The following query identifies suspicious .aspx created in 3 paths identified by Microsoft as known drop locations for Exchange exploitation related to HAFNIUM group and recently disclosed vulnerablity named ProxyShell and ProxyNotShell. Paths include:
\HttpProxy\OAB\. Upon triage, the suspicious .aspx file will likely look obvious on the surface. inspect the contents for script code inside. Identify additional log sources, IIS included, to review source and other potential exploitation. It is often the case that a particular threat is only applicable to a specific subset of systems in your environment. Typically analytics to detect those threats are written without the benefit of being able to only target those systems as well. Writing analytics against all systems when those behaviors are limited to identifiable subsets of those systems is suboptimal. Consider the case ProxyShell vulnerability on Microsoft Exchange Servers. With asset information, a hunter can limit their analytics to systems that have been identified as Exchange servers. A hunter may start with the theory that the exchange server is communicating with new systems that it has not previously. If this theory is run against all publicly facing systems, the amount of noise it will generate will likely render this theory untenable. However, using the asset information to limit this analytic to just the Exchange servers will reduce the noise allowing the hunter to focus only on the systems where this behavioral change is relevant.

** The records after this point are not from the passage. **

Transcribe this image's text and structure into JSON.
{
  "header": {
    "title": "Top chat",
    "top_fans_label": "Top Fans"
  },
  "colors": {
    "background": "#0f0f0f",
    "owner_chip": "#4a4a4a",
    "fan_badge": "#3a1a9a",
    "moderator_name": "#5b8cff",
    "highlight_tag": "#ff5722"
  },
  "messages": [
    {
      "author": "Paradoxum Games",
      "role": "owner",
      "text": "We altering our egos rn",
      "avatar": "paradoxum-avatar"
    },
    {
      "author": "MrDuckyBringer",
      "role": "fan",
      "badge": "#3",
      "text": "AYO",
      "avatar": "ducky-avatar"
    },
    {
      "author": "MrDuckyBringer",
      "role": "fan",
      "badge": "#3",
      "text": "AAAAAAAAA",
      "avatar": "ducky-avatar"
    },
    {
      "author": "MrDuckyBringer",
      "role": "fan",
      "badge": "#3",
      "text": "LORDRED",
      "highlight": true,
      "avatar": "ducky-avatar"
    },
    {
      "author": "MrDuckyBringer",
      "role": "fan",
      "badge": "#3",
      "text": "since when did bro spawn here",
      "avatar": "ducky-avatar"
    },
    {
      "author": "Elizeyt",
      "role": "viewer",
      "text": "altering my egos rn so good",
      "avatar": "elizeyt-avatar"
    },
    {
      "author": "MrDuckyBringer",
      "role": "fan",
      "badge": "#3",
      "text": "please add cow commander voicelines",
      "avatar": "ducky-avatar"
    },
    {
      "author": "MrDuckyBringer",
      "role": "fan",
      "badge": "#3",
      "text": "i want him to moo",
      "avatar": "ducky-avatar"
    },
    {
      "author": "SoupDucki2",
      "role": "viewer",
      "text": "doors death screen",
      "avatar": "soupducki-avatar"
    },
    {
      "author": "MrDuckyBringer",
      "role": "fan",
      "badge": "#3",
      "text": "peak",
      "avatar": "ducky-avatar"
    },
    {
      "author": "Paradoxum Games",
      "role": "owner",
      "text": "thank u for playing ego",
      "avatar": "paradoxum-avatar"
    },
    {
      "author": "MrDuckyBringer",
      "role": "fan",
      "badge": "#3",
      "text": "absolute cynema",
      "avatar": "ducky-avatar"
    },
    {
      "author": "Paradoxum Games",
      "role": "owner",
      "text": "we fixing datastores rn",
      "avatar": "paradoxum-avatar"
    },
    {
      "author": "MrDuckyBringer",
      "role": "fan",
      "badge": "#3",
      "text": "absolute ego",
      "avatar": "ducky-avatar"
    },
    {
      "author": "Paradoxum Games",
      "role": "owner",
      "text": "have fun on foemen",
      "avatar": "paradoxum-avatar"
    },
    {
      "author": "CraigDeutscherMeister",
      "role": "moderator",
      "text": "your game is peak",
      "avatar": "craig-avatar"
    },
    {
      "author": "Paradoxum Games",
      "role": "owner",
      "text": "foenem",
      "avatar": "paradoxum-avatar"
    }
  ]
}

- Type: TTP
- Product: Splunk Enterprise, Splunk Enterprise Security, Splunk Cloud
- Datamodel: Endpoint
- Last Updated: 2023-07-10

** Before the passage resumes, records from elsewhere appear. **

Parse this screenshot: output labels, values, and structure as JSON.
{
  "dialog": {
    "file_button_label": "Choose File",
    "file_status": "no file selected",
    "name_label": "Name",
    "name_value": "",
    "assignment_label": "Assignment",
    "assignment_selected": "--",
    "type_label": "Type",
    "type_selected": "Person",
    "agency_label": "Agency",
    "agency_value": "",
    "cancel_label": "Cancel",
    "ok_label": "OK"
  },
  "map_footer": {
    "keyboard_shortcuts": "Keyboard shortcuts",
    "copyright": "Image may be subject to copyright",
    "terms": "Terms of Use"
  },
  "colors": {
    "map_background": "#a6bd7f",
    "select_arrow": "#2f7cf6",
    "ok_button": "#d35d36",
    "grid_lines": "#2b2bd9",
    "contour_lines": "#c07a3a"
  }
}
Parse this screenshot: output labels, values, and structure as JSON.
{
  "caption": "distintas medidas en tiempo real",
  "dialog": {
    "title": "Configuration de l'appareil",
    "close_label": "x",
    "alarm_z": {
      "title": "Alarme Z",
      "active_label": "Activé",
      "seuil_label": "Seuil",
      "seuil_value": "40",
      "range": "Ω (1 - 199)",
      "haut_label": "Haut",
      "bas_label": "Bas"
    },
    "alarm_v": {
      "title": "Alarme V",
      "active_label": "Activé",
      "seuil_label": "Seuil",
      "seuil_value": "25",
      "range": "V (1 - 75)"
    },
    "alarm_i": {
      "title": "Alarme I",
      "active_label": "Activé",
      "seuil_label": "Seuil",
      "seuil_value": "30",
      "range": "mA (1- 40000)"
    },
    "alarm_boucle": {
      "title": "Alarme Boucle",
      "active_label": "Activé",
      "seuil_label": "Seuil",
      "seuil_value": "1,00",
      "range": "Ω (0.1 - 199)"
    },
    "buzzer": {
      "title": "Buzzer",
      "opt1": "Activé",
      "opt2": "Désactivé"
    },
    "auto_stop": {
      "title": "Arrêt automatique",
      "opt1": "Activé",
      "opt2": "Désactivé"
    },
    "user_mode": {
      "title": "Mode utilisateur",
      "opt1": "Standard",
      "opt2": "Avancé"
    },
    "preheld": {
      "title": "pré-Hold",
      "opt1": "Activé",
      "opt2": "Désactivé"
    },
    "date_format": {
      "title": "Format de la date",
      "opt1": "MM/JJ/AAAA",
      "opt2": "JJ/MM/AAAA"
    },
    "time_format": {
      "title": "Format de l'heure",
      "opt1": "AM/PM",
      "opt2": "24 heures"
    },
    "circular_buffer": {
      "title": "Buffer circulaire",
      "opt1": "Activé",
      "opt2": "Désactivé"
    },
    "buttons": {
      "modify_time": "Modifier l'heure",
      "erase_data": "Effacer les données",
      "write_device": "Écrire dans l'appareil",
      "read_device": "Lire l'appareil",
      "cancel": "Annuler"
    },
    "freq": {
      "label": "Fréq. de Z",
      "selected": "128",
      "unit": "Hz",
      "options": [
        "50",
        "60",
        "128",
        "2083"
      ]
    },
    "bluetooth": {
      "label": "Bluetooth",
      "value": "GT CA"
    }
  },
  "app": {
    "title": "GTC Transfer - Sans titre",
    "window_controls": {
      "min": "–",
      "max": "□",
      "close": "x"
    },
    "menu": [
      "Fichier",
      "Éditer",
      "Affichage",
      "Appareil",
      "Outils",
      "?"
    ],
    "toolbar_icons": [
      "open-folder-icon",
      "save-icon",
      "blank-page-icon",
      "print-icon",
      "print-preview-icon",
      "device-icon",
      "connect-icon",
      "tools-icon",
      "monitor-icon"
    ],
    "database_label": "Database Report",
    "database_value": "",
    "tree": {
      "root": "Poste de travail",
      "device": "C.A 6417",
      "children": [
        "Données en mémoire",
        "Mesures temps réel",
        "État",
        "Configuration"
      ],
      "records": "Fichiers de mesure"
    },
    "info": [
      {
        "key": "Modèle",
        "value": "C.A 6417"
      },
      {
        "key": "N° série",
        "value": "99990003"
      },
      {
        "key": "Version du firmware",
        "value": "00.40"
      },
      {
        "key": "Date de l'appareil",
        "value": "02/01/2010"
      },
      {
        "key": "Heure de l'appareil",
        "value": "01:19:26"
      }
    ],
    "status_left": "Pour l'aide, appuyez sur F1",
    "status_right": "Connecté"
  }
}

- Author: Michael Haag, Shannon Davis, David Dorsey, Splunk
- ID: 8c14eeee-2af1-4a4b-bda8-228da0f4862a
Kill Chain Phase
- CIS 10
1 2 3 4 5 6 7 8 9 10 | tstats `security_content_summariesonly` count FROM datamodel=Endpoint.Processes where Processes.process_name=System by _time span=1h Processes.process_id Processes.process_name Processes.dest | `drop_dm_object_name(Processes)` | join process_guid, _time [ | tstats `security_content_summariesonly` count min(_time) as firstTime max(_time) as lastTime FROM datamodel=Endpoint.Filesystem where Filesystem.file_path IN ("*\\HttpProxy\\owa\\auth\\*", "*\\inetpub\\wwwroot\\aspnet_client\\*", "*\\HttpProxy\\OAB\\*") Filesystem.file_name IN( "*.aspx", "*.ashx") by _time span=1h Filesystem.user Filesystem.dest Filesystem.file_create_time Filesystem.file_name Filesystem.file_path | `drop_dm_object_name(Filesystem)` | fields _time dest file_create_time file_name file_path process_name process_path process] | dedup file_create_time | table dest file_create_time, file_name, file_path, process_name | `detect_exchange_web_shell_filter`
The SPL above uses the following Macros:
detect_exchange_web_shell_filter is a empty macro by default. It allows the user to filter out any results (false positives) without editing the SPL.
List of fields required to use this analytic.
How To Implement
To successfully implement this search you need to be ingesting information on process that include the name of the process responsible for the changes from your endpoints into the
Endpoint datamodel in the
Processes node and
Known False Positives
The query is structured in a way that
action (read, create) is not defined. Review the results of this query, filter, and tune as necessary. It may be necessary to generate this query specific to your endpoint product.
Associated Analytic Story
|81.0||90||90||A file - $file_name$ was written to disk that is related to IIS exploitation previously performed by HAFNIUM. Review further file modifications on endpoint $dest$ by user $user$.|
The Risk Score is calculated by the following formula: Risk Score = (Impact * Confidence/100). Initial Confidence and Impact is set by the analytic author.
source | version: 4